In police interview he said that he had purchased the petrol with the intention to kill himself and thought 'today would be a nice day to die'.
He claimed that, whilst pouring petrol on his car outside the family home, he 'thought of his children and how this would leave them without their father'.
He also feared the flames would lead to them 'burning alive' so he 'doused a cleaning cloth with petrol' and put to their faces to ensure a more pleasant end.
Jonas Hankin QC, prosecuting, said: 'The true reasons why the defendant killed his children and tried to kill his wife may never be known.
'His explanation for killing the children was that they would be better off dead than alive because he intended to kill himself.'
Giving evidence, wife Penil Teklehaimanot described her husband as 'the perfect dad'.
She said: 'He was a gentle, quiet man. He's the man who takes it easy. He took everything easy. He's not worried about anything.
'He was the perfect dad. He spent a lot of time with the children and played with them.'
Mohammed admitted killing his children but denied murder on grounds of diminished responsibility and claimed he was mentally impaired.
But a forensic consultant psychiatrist told the court he had been thinking 'rationally' on the day of the killings.
Commenting on the case, a spokesman for the NSPCC said: 'Endris Mohammed abandoned his duty to protect and nurture his children, and condemned them to a brutal death.

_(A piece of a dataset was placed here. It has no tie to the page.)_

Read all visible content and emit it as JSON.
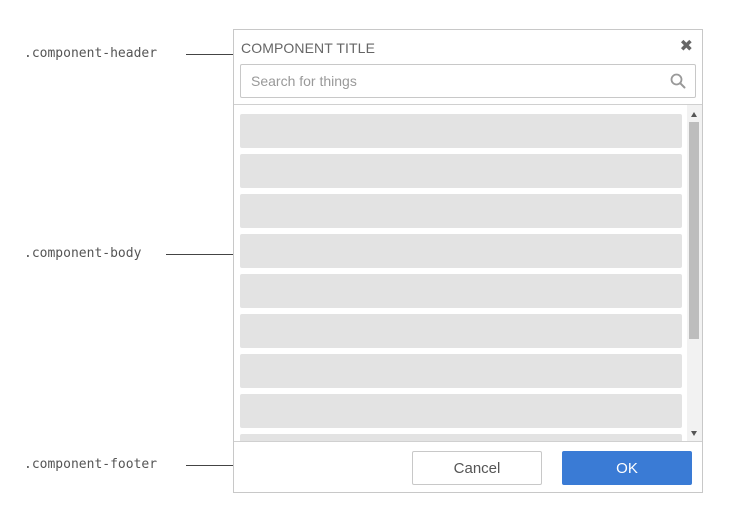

'It is crucial that anyone concerned about a child speaks out, as it could save a life."
Below is a video of Mohammed buying a jerrycan of petrol.